Difference between Journal and Ledger
Sub-ledgers (subsidiary ledgers) within each account provide additional information to support the journal entries in the general ledger. Sub-ledgers are great for accounts that require more details to review the activity. By recording each transaction correctly, your trial balance should show equal credits and debits. There are several kinds of ledgers that you may use in the course of bookkeeping for your business. Most accounting software will compile some of these ledgers together while still letting you view them independently. Depending on the size of your business and what your business does, you may not need to use all of them.
- The trial balance totals are matched and used to compile financial statements.
- On the Edit Journal page, you can select Reverse from the Batch Actions menu to reverse a journal batch, or you
can select Reverse from the Journal Actions menu to reverse a specific
- The accounting process is the systematic recording of all monetary transactions.
- It highlights the two accounts which are affected by the occurrence of the transaction, one of which is debited and the other is credited with an equal amount.
- Keeping a ledger is necessary since it acts as a central record for all of your financial dealings and must thus be prepared.
- In this article, we have compiled all the important differences between Journal and Ledger in accounting, in tabular form.

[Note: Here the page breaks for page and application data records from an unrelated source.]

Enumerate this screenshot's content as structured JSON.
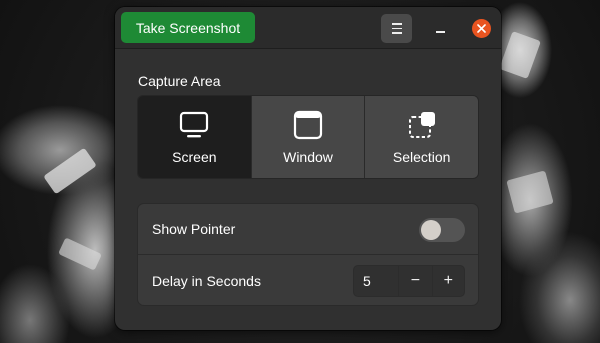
{
  "header": {
    "take_button_label": "Take Screenshot",
    "menu_icon": "hamburger-icon",
    "minimize_icon": "minimize-icon",
    "close_icon": "close-icon"
  },
  "capture_area": {
    "label": "Capture Area",
    "options": [
      {
        "label": "Screen",
        "icon": "monitor-icon",
        "selected": true
      },
      {
        "label": "Window",
        "icon": "window-icon",
        "selected": false
      },
      {
        "label": "Selection",
        "icon": "selection-icon",
        "selected": false
      }
    ]
  },
  "settings": {
    "show_pointer_label": "Show Pointer",
    "show_pointer_enabled": false,
    "delay_label": "Delay in Seconds",
    "delay_value": "5",
    "decrement_symbol": "−",
    "increment_symbol": "+"
  },
  "colors": {
    "accent_green": "#1e8a35",
    "close_orange": "#e95420",
    "window_bg": "#303030"
  }
}
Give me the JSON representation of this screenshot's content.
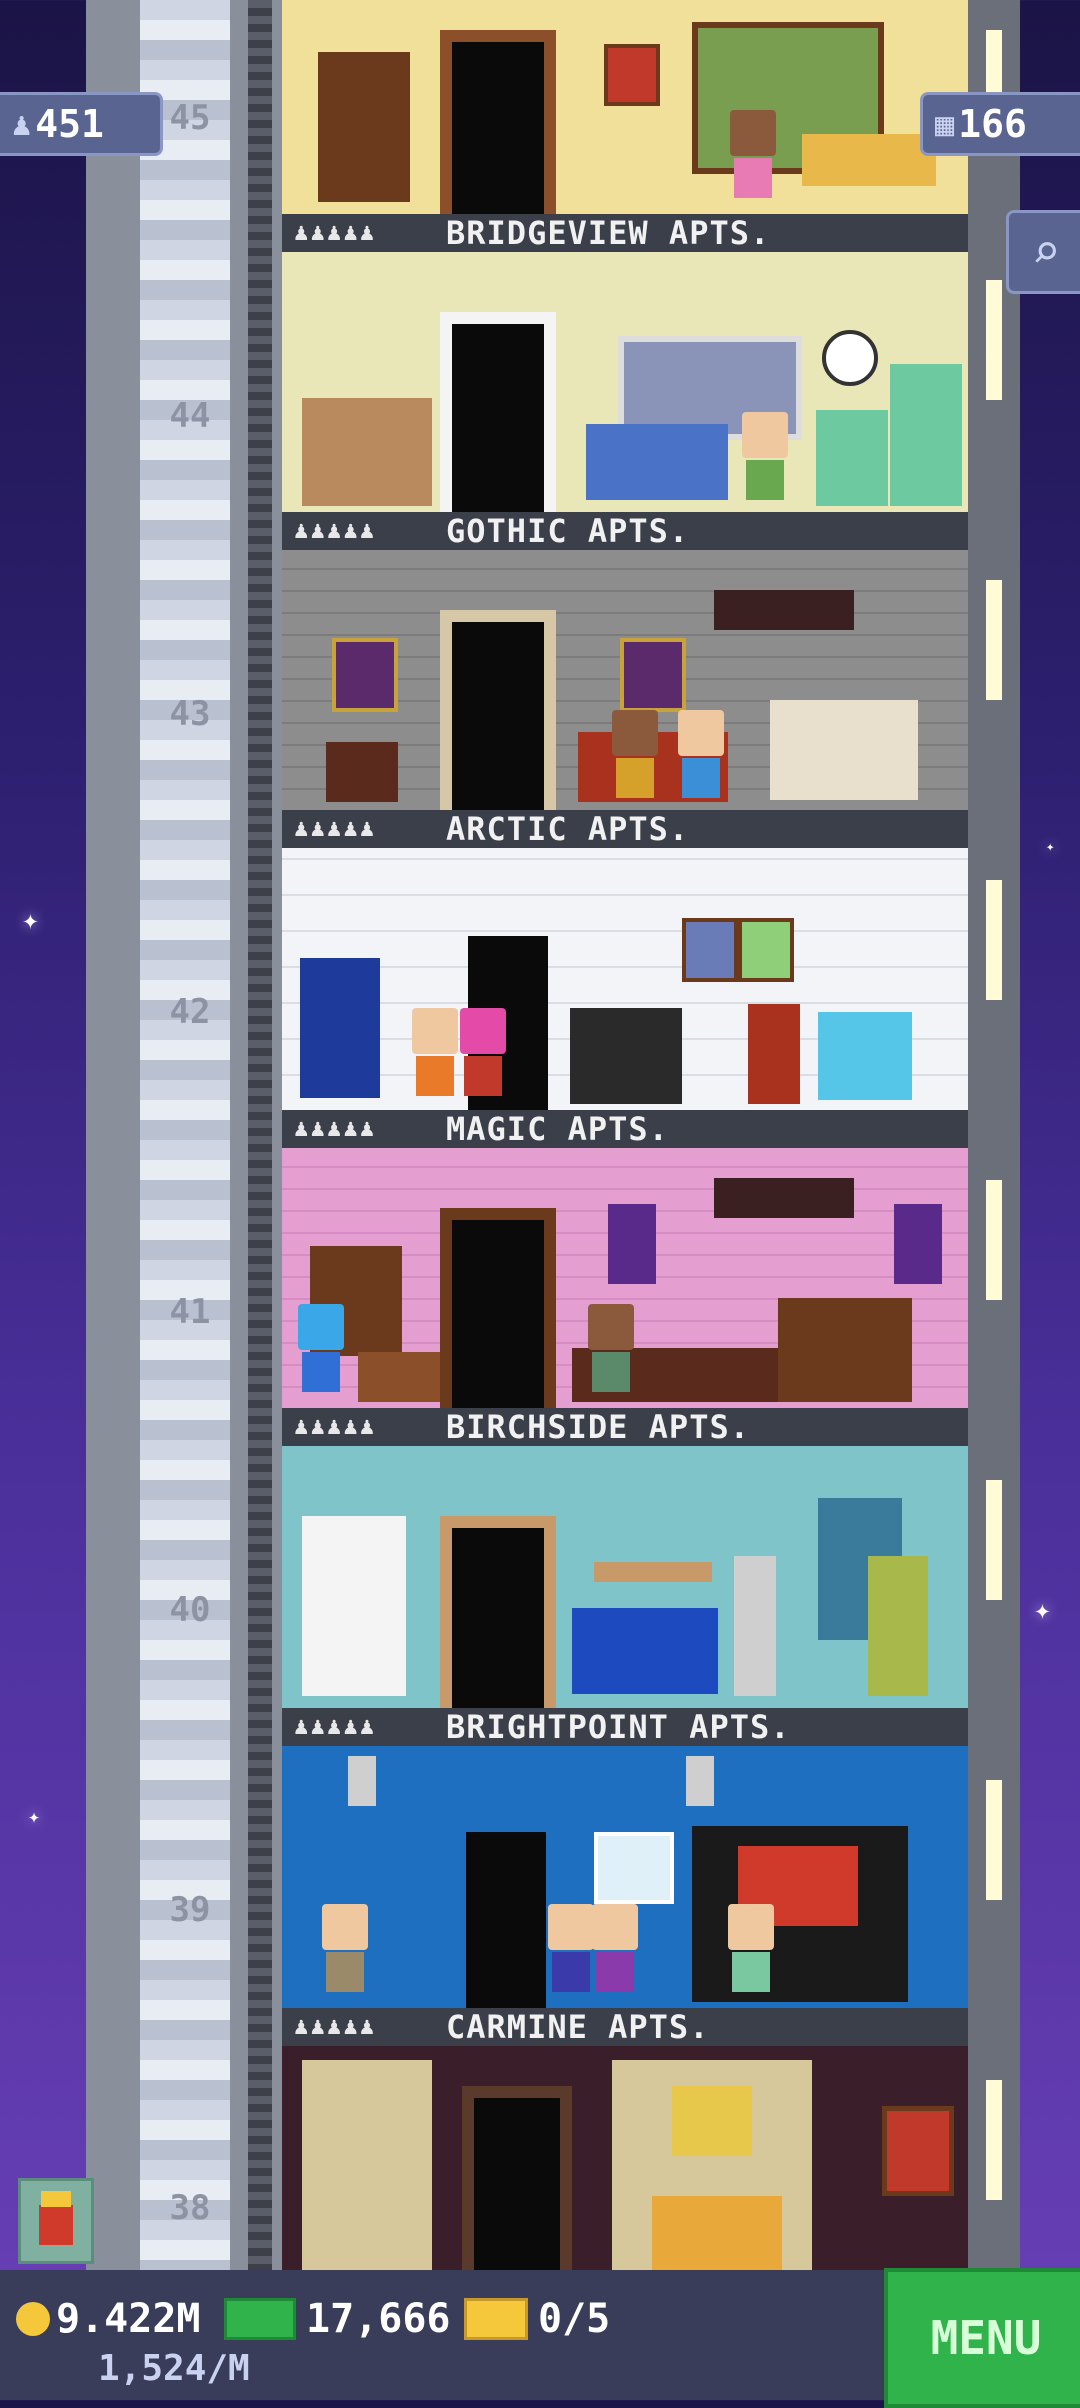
{
  "header": {
    "population": "451",
    "floors": "166"
  },
  "floors": [
    {
      "number": "45",
      "name": "BRIDGEVIEW APTS.",
      "residents_icon": "♟♟♟♟♟"
    },
    {
      "number": "44",
      "name": "GOTHIC APTS.",
      "residents_icon": "♟♟♟♟♟"
    },
    {
      "number": "43",
      "name": "ARCTIC APTS.",
      "residents_icon": "♟♟♟♟♟"
    },
    {
      "number": "42",
      "name": "MAGIC APTS.",
      "residents_icon": "♟♟♟♟♟"
    },
    {
      "number": "41",
      "name": "BIRCHSIDE APTS.",
      "residents_icon": "♟♟♟♟♟"
    },
    {
      "number": "40",
      "name": "BRIGHTPOINT APTS.",
      "residents_icon": "♟♟♟♟♟"
    },
    {
      "number": "39",
      "name": "CARMINE APTS.",
      "residents_icon": "♟♟♟♟♟"
    },
    {
      "number": "38",
      "name": "",
      "residents_icon": ""
    }
  ],
  "bottom": {
    "coins": "9.422M",
    "coin_rate": "1,524/M",
    "bux": "17,666",
    "tickets": "0/5",
    "menu_label": "MENU"
  },
  "colors": {
    "sky_top": "#1b1446",
    "sky_bottom": "#6a40b8",
    "menu_green": "#2fb34a",
    "sign_bg": "#3b3f49"
  },
  "icons": {
    "population": "person-icon",
    "floors": "building-icon",
    "search": "magnifier-icon",
    "coin": "coin-icon",
    "bux": "bux-icon",
    "ticket": "ticket-icon"
  }
}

In other words, think of a journal as an individual account’s history, while a ledger is the summary of all accounts. Simply defined, the general journal refers to a book of original entries, in which accountants and bookkeepers record raw business transactions, in order according to the date events occur. A general journal is the first place where data is recorded, and every page in the item features dividing columns for dates, serial numbers, as well as debit or credit records. While posting entries in the ledger, individual accounts should be opened for each account. The format of a ledger account is ‘T’ shaped having two sides debit and credit.
Following our discussion on 18 differences between journal and ledger; you should explore our guide on principles of accounting. But in statement form, there are three money columns for writing debit and credit amount and also for balance. A ledger is prepared from the journal so that the transactions can be recorded in separate columns properly with all the details. There are different meanings of a Journal, the journal can be a diary to write about your day, or it can be used as a subsidiary journal in which transactions are recorded.
Despite advances in software technology, there will always be a need to record non-routine transactions in general journals, such as sales of assets, bad debt, partial payments, and depreciation. Some organizations keep specialized journals, such as purchase journals or sales journals, that only record specific types of transactions. The reversal journal generated in the secondary ledger
(for the primary ledger reversal) won’t require a separate approval.
Major Difference Between Journal And Ledger
A ledger is the principal book of accounts, and its major function is to record and organize financial transactions that were previously recorded in a diary. A journal is used to record all transactions, whether they’re from a business or personal standpoint. This means that you’ll have one book where you track your income, expenses, assets, and liabilities regardless of their source.
Journals and ledgers are where business transactions are recorded in an accounting system. The posting process may take place quite frequently, or could be as infrequent as the end of each reporting period. The information in the ledger is the highest level of information aggregation, from which trial balances and financial statements are produced.